Here are a few recommendations on programs for the small groups in your parishes:
“Beyond Sunday: Becoming a 24/7 Catholic” by Teresa Tomeo (OSV, $14.95): Noted Catholic media personality Teresa Tomeo’s latest book inspires Catholics to live their faith in their everyday lives and not just on Sunday. The companion study guide ($9.95) helps walk small group leaders through an eight-week course, as it
provides prayers, reflections and discussion questions and gives links to online videos and daily challenges. To order, visit OSVCatholicBookstore.com.
“The Bible Timeline: The Story of Salvation” (Ascension): Jeff Cavins and others lead groups through 24 sessions, during which participants will walk through Scripture to better understand God’s plan for our salvation. Using a color-coded system, they will learn the people, places and events from the Bible that have
shaped the Faith. For pricing and other information, visit AscensionPress.com.
“Catholicism: The Pivitol Players” (Word on Fire): Bishop Robert Barron gives a detailed biographical look at figures from the Church who propelled the Faith. Featuring episodes on St. Francis of Assisi (“The Reformer”), St. Thomas Aquinas (“The Theologian”), G.K. Chesterton (“The Evangelist”) and more, groups will see and study examples of those who truly have made enormous contributions to the Faith. For more, visit WordOnFire.org.
“Presence: The Mystery of the Eucharist” (Augustine Institute): This DVD resource that explains the importance of the Eucharist is available in two editions — one for home study ($39.95) and one for a wider parish setting ($99.95). The videos feature dynamic speakers such as Edward Sri, Chris Stefanick and Matt Fradd, who detail what the Church teaches about the real presence of Christ in the Eucharist. Study guides ($15.95) are available in English and Spanish. Visit AugustineInstitute.org for more.
“Why I Am Catholic (and You Should Be, Too)” by Brandon Vogt (Ave Maria Press, $20): In “Why I Am Catholic,” author Brandon Vogt shares his journey from a religious “none” to converted Catholic. Vogt gives a book-length apologetics lesson as he tackles questions frequently asked by athiests, agnostics and those from other faith traditions. For more information, including a free downloadable study guide, visit AveMariaPress.com.
A Priest’s Reflection on Small Groups

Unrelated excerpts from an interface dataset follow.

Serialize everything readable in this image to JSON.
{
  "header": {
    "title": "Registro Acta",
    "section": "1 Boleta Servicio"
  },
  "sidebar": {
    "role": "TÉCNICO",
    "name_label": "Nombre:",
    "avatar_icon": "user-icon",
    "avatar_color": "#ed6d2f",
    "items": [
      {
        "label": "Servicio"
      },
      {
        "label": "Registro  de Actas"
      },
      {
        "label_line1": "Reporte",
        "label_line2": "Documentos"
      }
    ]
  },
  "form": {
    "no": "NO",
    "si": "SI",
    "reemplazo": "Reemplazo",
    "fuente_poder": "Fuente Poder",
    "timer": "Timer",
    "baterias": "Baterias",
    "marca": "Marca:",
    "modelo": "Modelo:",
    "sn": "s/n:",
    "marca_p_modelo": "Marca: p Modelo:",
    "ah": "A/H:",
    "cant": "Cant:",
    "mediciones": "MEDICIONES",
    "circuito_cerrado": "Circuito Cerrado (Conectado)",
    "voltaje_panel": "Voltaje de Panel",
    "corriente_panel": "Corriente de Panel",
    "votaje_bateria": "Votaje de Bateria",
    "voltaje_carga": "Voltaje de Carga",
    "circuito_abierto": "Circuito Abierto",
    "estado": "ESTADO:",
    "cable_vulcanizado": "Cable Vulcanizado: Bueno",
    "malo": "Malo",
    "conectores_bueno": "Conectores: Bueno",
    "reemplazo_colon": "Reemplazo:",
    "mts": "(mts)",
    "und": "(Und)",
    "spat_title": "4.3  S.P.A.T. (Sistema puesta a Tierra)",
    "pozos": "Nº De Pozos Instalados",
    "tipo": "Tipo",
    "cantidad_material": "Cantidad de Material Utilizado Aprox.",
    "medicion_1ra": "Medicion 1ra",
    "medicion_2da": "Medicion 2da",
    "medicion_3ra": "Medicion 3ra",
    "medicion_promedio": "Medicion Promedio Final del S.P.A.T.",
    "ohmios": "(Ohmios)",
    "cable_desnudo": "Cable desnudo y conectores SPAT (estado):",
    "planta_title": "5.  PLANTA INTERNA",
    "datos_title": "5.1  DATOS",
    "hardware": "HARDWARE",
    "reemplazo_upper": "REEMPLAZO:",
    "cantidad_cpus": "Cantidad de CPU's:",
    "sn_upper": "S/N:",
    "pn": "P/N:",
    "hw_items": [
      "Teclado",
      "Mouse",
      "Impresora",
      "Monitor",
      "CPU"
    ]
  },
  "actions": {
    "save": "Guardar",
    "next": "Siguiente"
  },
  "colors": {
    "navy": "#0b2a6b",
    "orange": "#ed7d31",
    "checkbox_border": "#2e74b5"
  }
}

Small groups are something that are catching on in Catholic parishes. They are a way to experience the big church of Sunday worship in a small, up-close way during the week and to develop a large pool of potential volunteers for parish ministries. We promote such groups at the Church of the Nativity here in Timonium, Maryland, by affirming: “Small Groups: Grow Your Faith in a Circle.”
The message of the Sunday Mass usually is part of a five- or six-part series dealing with a unified theme. This theme is then deepened in the small group experience. Each small group is led by a parish-trained leader who follows a standard agenda: informal conversation, prayer requests, viewing the video, sharing on the questions, any practical items and a concluding prayer.

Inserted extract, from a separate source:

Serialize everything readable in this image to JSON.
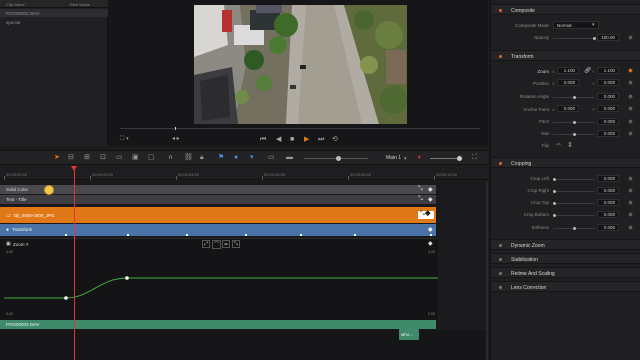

“Grow Your Faith in a Circle” then moves into your daily life and sends you forward to the Sunday experience of the coming weekend, ready to hear the next message of the series and take it deeper. And so it continues each week.
Small groups of many varieties are offered at Nativity. We have groups for couples, men, women, mixed adults, mixed young adults, singles, young women, new moms and couples with kids. Many groups of each kind meet morning, noon or evening. Small groups meet throughout the Baltimore area, and with the use of Zoom, a platform for teleconferencing, we even have online groups gathering with members from different states and countries. The possibilities are endless.
Small groups bring the Sunday experience home, making it close and participative. And most of all, as the faith of individual participants is stimulated and grows, so, too, does their involvement in parish ministries. Yes, small groups are an extraordinary means to grow the faith and to grow the Body of Christ!
— Father Nicholas Amato was ordained in 1970 as a priest of the Archdiocese of Baltimore. He retired in 2017 and is a member of Church of the Nativity in Timonium, Maryland, where he is in leadership of the parish’s small group ministry.